• Problem statement
Retyping each entry exactly is the whole task.

• Material shown
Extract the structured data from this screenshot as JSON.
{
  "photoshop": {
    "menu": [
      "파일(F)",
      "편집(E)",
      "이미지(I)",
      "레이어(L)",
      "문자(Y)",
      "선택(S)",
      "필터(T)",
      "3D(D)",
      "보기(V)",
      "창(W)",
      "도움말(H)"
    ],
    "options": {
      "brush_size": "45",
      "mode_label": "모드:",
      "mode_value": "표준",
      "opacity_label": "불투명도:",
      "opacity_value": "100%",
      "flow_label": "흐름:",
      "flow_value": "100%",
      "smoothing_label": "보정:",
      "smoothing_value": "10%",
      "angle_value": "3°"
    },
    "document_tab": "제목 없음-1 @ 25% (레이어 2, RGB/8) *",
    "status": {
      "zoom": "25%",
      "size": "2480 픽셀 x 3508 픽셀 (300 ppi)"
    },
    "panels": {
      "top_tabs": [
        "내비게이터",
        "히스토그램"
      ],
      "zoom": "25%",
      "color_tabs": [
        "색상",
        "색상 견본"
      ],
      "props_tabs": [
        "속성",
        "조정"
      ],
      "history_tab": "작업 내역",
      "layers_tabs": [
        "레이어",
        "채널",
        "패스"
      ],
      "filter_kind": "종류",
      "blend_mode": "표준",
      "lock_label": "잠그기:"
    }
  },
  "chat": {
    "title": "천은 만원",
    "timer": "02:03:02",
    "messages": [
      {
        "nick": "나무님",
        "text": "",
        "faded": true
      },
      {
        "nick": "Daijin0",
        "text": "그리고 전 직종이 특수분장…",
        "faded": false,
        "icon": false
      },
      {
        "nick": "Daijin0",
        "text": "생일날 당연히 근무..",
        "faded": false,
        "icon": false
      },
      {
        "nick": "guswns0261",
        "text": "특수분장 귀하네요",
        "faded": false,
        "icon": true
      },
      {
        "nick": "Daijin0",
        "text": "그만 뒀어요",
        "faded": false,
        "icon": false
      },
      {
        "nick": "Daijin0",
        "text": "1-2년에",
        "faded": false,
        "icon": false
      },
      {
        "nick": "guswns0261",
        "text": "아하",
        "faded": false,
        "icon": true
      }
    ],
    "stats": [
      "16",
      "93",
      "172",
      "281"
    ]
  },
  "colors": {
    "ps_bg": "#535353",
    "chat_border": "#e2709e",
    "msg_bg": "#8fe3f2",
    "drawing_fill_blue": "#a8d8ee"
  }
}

• Solved exercise
Extract the structured data from this screenshot as JSON.
{
  "photoshop": {
    "menu": [
      "파일(F)",
      "편집(E)",
      "이미지(I)",
      "레이어(L)",
      "문자(Y)",
      "선택(S)",
      "필터(T)",
      "3D(D)",
      "보기(V)",
      "창(W)",
      "도움말(H)"
    ],
    "options": {
      "brush_size": "45",
      "mode_label": "모드:",
      "mode_value": "표준",
      "opacity_label": "불투명도:",
      "opacity_value": "100%",
      "flow_label": "흐름:",
      "flow_value": "100%",
      "smoothing_label": "보정:",
      "smoothing_value": "10%",
      "angle_value": "3°"
    },
    "document_tab": "제목 없음-1 @ 25% (레이어 2, RGB/8) *",
    "status": {
      "zoom": "25%",
      "size": "2480 픽셀 x 3508 픽셀 (300 ppi)"
    },
    "panels": {
      "top_tabs": [
        "내비게이터",
        "히스토그램"
      ],
      "zoom": "25%",
      "color_tabs": [
        "색상",
        "색상 견본"
      ],
      "props_tabs": [
        "속성",
        "조정"
      ],
      "history_tab": "작업 내역",
      "layers_tabs": [
        "레이어",
        "채널",
        "패스"
      ],
      "filter_kind": "종류",
      "blend_mode": "표준",
      "lock_label": "잠그기:"
    }
  },
  "chat": {
    "title": "천은 만원",
    "timer": "02:03:02",
    "messages": [
      {
        "nick": "나무님",
        "text": "",
        "faded": true
      },
      {
        "nick": "Daijin0",
        "text": "그리고 전 직종이 특수분장…",
        "faded": false,
        "icon": false
      },
      {
        "nick": "Daijin0",
        "text": "생일날 당연히 근무..",
        "faded": false,
        "icon": false
      },
      {
        "nick": "guswns0261",
        "text": "특수분장 귀하네요",
        "faded": false,
        "icon": true
      },
      {
        "nick": "Daijin0",
        "text": "그만 뒀어요",
        "faded": false,
        "icon": false
      },
      {
        "nick": "Daijin0",
        "text": "1-2년에",
        "faded": false,
        "icon": false
      },
      {
        "nick": "guswns0261",
        "text": "아하",
        "faded": false,
        "icon": true
      }
    ],
    "stats": [
      "16",
      "93",
      "172",
      "281"
    ]
  },
  "colors": {
    "ps_bg": "#535353",
    "chat_border": "#e2709e",
    "msg_bg": "#8fe3f2",
    "drawing_fill_blue": "#a8d8ee"
  }
}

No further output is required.